Appeal asks state BLM director to let leases expire
By Summit Voice
FRISCO — Conservation advocates are challenging a decision by the Bureau of Land Management to extend the life of several oil and gas leases in the Thompson Divide area of Colorado’s White River National Forest.
“Sometimes BLM needs to just say no to the oil and gas industry,” said Earthjustice attorney Michael Freeman. “If we can’t keep energy development out of a place like the Thompson Divide, what part of Colorado is safe? We can meet our energy needs in responsible fashion without destroying our most important public lands,” Freeman said.
The Thompson Divide covers more than 200,000 acres near Carbondale, Colorado, and includes no fewer than nine different roadless areas. The Divide consists primarily of mid-elevation forest lands that provide important habitat for a variety of wildlife and threatened plant species.
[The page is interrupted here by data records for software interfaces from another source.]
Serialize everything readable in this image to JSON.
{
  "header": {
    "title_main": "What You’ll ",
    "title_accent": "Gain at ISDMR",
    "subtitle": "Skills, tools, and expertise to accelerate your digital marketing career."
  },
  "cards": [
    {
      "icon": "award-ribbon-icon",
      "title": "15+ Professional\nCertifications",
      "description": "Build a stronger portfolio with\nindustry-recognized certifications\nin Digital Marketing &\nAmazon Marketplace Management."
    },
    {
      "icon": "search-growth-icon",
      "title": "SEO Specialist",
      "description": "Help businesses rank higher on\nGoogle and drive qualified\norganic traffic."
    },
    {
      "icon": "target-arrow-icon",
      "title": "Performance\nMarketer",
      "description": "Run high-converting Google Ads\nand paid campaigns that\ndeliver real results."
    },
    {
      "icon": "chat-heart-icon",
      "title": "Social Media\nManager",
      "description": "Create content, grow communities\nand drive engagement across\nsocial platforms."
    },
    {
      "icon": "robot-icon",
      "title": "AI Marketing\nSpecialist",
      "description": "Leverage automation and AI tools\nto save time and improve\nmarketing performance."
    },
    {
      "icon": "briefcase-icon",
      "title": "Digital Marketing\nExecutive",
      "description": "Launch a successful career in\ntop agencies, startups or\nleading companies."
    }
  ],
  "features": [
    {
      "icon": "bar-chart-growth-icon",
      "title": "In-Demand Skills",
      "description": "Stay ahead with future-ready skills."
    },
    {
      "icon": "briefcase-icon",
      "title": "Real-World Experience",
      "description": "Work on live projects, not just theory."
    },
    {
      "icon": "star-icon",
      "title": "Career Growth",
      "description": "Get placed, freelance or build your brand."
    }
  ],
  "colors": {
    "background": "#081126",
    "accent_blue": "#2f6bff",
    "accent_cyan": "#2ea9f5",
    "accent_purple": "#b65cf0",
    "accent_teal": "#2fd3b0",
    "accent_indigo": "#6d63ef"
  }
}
The area is also an important part of the region’s ranching and recreational economy.
In late March, Sen. Michael Bennet (D-CO) introduced legislation that would withdraw unleased public minerals in the area from future oil and gas development while preserving existing private property rights for current leaseholders. It also creates an opportunity for existing leases to be retired should they be donated or sold by willing owners. The bill was drafted at the request of local governments and following a series of conversations Bennet held with leaseholders, elected officials, and community leaders.
The BLM issued a series of oil and gas leases blanketing the Thompson Divide during the Bush Administration, including the 25 leases at issue in the appeal, spread across a big chunk of the Thompson Divide and in designated roadless areas.
The leases are due to expire this year, but the two companies holding the leases asked BLM to extend the lives of the leases by suspending them. Suspension stops the 10-year clock, artificially extending the period that the companies may hold the leases.
Specifically, the appeal says the BLM failed to follow its own regulations when it approved the suspension.
“Suspending the leases was wrong,” said Peter Hart of Wilderness Workshop. “BLM bailed out these two companies by extending leases that it admits were issued in violation of the law and that hadn’t been diligently developed. The decision doesn’t comply with agency regulations, snubs the existing values and uses in the Divide, and ignores the will of local communities and the thousands of people from around the nation who asked BLM to let the illegal leases expire.”
When considering the suspension request, BLM found that the leases were sold in violation of the National Environmental Policy Act.
“BLM should hold the energy companies to the terms of their lease contracts,” said Freeman. “It’s the right thing to do legally, and it’s the right result for the Thompson Divide.”